* _EXERCISE OBJECTIVE_:
Within the entries below, how many lines carry the word "Timing"? State the number and stop.

* _INPUT RECORDS_:
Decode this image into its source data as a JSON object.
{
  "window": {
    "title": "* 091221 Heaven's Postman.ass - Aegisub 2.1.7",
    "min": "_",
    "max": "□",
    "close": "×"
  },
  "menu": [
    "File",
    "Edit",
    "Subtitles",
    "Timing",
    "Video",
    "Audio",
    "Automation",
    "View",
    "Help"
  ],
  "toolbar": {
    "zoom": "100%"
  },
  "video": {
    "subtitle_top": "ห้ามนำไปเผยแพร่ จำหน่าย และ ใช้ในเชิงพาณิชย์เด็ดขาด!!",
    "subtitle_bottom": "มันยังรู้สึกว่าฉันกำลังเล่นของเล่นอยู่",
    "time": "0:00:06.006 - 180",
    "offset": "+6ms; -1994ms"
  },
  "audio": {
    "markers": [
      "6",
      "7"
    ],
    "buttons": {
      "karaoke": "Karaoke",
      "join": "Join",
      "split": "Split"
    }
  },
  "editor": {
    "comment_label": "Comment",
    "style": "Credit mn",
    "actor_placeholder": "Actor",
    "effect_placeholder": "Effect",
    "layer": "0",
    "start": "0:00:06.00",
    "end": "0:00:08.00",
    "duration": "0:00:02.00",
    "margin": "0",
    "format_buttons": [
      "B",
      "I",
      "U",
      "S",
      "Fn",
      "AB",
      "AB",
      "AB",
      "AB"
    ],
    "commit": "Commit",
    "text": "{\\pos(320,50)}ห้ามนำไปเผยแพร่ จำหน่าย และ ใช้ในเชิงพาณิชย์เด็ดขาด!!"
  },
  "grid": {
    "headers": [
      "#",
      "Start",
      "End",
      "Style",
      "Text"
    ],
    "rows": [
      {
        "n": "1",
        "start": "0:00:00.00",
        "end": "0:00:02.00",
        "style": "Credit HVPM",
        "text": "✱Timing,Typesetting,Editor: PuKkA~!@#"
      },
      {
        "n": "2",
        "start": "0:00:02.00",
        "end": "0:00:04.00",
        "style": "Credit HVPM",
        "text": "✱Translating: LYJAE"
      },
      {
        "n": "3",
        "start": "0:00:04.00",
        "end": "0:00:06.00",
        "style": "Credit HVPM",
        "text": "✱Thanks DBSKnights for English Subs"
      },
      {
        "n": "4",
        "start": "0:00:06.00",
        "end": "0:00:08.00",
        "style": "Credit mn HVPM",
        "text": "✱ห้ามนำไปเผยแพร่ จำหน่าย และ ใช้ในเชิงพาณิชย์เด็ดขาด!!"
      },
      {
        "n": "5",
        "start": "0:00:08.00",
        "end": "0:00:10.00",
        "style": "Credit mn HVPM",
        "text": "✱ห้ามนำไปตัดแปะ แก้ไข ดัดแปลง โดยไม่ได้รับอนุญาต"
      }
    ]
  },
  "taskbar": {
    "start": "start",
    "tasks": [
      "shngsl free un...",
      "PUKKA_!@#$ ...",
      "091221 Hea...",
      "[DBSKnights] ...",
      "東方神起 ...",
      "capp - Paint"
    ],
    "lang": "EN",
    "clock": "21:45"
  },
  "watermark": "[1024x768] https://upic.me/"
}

* _SOLUTION_:
2